_Work request_. Where a line of the material includes the string "username", copy that line.

_Given records_.
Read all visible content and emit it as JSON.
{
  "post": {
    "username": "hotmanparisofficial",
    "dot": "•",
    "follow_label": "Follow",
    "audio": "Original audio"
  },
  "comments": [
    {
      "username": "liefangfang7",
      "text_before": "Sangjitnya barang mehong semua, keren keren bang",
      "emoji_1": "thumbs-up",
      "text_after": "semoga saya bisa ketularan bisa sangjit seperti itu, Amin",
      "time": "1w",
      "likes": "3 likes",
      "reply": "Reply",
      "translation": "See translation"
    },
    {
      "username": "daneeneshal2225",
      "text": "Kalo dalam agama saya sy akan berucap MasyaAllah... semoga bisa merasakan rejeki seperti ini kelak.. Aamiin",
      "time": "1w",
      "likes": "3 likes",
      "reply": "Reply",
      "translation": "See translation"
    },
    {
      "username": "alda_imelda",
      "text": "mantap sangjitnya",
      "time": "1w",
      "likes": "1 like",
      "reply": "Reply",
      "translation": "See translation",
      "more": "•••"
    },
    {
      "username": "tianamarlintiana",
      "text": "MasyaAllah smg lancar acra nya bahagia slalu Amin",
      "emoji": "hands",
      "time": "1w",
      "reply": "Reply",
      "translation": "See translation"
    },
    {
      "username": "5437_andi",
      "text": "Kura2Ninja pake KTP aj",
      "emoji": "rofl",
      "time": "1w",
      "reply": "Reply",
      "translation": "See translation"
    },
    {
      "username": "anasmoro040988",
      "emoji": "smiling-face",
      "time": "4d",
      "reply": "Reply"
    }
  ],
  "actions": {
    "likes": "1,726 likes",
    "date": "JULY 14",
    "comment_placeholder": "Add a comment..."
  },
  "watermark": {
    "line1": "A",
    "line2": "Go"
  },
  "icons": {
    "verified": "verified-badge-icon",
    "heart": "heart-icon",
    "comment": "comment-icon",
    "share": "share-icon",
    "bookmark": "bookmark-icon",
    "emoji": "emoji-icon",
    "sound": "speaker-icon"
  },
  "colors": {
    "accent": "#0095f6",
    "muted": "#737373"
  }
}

_Solution below_.
    "username": "hotmanparisofficial",
      "username": "liefangfang7",
      "username": "daneeneshal2225",
      "username": "alda_imelda",
      "username": "tianamarlintiana",
      "username": "5437_andi",
      "username": "anasmoro040988",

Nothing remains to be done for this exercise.